Porto's 2010-11 league title triumph under André Villas-Boas was rich in symbolism. Not only did they finish the season unbeaten — the first team to do since Benfica (of course) in 1973 — but they secured the title with a 2-1 victory at Estádio da Luz, the home of their rivals. The locals' disinclination to join in with the title festivities was made plain when the lights in the stadium were abruptly cut and the sprinklers turned on while Porto's players were in mid-celebration.
Revenge has been a while in coming, but for the first time since that day in April last year, the balance of power feels like it has shifted back to the red corner of Lisbon. Benfica are unbeaten, have dropped just six points all season, and Saturday's 2-1 win at Feirense was their seventh successive victory. The next Clássico, at Estádio da Luz on March 4, is likely to prove decisive.

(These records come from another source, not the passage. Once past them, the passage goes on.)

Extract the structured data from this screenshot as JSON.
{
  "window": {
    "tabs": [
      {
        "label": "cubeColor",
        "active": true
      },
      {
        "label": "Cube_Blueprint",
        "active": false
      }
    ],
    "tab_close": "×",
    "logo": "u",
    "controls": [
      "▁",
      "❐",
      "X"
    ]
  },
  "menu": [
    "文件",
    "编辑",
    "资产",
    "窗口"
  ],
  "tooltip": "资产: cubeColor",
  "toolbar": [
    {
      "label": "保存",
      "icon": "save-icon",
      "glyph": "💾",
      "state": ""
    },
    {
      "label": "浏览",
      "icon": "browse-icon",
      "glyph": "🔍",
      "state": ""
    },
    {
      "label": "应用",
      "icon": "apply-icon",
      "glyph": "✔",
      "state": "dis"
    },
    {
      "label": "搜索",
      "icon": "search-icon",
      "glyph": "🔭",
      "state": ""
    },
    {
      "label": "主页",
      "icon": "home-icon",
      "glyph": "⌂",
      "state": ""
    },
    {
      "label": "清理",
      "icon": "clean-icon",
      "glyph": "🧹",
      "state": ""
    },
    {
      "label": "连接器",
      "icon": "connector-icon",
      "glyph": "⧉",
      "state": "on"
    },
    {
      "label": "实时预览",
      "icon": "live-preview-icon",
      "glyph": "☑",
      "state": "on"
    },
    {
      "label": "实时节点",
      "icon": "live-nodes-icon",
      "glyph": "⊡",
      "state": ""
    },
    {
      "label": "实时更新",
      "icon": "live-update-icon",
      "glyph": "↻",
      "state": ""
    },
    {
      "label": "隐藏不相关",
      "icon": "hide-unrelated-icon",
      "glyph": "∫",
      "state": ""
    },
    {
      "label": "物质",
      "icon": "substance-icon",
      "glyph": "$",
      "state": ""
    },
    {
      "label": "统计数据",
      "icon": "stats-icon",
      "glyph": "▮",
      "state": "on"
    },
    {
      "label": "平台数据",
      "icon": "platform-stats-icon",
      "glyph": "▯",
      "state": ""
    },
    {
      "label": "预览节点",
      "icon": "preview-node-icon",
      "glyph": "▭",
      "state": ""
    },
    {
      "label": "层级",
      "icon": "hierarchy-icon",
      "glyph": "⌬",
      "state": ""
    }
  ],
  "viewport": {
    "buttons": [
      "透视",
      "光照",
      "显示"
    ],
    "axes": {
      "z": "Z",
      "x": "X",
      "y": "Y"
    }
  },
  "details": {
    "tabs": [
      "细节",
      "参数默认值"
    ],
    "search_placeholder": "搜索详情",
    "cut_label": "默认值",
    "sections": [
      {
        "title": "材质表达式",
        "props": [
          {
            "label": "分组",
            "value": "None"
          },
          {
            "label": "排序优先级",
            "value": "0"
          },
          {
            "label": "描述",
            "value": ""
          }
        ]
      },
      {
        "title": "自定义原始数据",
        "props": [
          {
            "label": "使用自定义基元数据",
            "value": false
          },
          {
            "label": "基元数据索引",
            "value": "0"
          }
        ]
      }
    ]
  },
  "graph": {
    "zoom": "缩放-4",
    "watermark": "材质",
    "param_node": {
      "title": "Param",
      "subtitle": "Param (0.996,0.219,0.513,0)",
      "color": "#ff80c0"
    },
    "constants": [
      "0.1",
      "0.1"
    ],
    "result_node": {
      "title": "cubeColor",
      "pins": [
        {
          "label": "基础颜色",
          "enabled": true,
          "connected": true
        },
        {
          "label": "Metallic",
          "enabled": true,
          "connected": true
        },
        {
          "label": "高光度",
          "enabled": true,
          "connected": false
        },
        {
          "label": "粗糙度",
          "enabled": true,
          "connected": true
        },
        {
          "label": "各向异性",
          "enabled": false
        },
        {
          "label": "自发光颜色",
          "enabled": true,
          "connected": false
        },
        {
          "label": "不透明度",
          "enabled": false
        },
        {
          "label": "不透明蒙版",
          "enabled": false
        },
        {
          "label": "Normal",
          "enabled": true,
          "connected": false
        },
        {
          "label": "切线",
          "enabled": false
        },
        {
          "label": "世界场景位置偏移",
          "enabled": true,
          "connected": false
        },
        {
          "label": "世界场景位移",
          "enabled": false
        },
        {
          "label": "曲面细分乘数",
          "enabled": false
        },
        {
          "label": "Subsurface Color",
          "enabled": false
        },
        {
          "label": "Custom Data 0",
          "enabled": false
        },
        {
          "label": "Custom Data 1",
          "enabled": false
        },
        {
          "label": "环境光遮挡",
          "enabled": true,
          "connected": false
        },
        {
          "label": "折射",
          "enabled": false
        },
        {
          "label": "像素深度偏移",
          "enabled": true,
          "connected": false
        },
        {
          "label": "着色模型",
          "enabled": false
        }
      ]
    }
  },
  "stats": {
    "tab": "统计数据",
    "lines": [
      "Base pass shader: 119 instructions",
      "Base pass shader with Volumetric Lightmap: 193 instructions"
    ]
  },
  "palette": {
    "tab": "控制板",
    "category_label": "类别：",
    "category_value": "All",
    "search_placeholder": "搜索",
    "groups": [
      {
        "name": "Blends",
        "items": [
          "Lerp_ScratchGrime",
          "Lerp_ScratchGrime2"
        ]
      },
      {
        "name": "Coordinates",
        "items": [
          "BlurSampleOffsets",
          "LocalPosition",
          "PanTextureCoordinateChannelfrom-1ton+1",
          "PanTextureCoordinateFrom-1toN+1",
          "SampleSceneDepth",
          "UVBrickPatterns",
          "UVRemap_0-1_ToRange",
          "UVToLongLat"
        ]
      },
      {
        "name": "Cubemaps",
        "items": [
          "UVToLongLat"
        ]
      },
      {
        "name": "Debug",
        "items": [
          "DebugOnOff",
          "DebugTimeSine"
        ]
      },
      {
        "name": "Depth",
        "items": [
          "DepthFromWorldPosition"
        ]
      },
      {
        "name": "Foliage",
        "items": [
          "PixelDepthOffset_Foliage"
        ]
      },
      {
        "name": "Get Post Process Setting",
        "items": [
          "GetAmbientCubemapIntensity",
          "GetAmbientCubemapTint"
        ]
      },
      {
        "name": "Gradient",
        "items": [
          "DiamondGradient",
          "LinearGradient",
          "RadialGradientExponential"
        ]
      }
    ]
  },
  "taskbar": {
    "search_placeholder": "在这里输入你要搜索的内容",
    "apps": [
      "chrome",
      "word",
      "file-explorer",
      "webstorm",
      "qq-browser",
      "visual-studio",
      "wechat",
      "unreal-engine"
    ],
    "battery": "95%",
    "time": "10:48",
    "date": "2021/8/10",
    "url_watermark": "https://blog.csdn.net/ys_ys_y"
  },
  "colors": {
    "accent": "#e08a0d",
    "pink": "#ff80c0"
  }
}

Compounding Porto's dejection is their bitterness over some of the key incidents in the defeat at Gil Vicente. The hosts were leading 1-0 through a looping header from centre-back Cláudio when Porto defender Nicolás Otamendi was adjudged to have handled the ball inside his own penalty area shortly before the interval, despite an apparent offside in the build-up.
Cláudio dispatched the ensuing spot-kick and, after Porto had seen two penalty appeals of their own waved away by referee Bruno Paixão, Barcelos native André Cunha twisted Rolando inside-out before planting the ball in the bottom-left corner to put Gil Vicente 3-0 ahead. Silvestre Varela pulled a goal back for Porto in the 77th minute with a fine left-footed effort but the visitors could not engineer a late comeback and coach Vitor Pereira was left to spit feathers over what he branded "shameful" officiating and a "listless" first-half performance from his side. "We didn't show the desire of a team that wants to win the title," he said.
Frustratingly for Pereira, Porto had appeared to be on an upward dynamic after producing one of their most convincing performances of the season to date in a 3-1 win at home to Vítor Guimarães in their previous game. Their next three matches are against sides currently residing in the bottom four — União Leiria, Vítoria Setúbal and Feirense — but there can be little doubt that their entire season will hinge on that trip to Lisbon in just over a month's time.
Last season's top scorer, Hulk, will have returned from a thigh injury by then and the Brazilian could find himself reunited with former team-mate Lucho González, who is poised to return to the club from Marseille in a swap deal involving Varela. Pereira can also now call upon the services of 20-year-old Brazilian right-back Danilo — the heir apparent to Maicon and Dani Alves in the national side — after he arrived from Santos.
There is clearly sufficient quality in Porto's squad to sustain hope of a late-season comeback, but with Benfica in such a rich vein of form and Pereira still to convince his critics — not to mention the distraction of a forthcoming Europa League tie with Manchester City — any more slip-ups could prove fatal.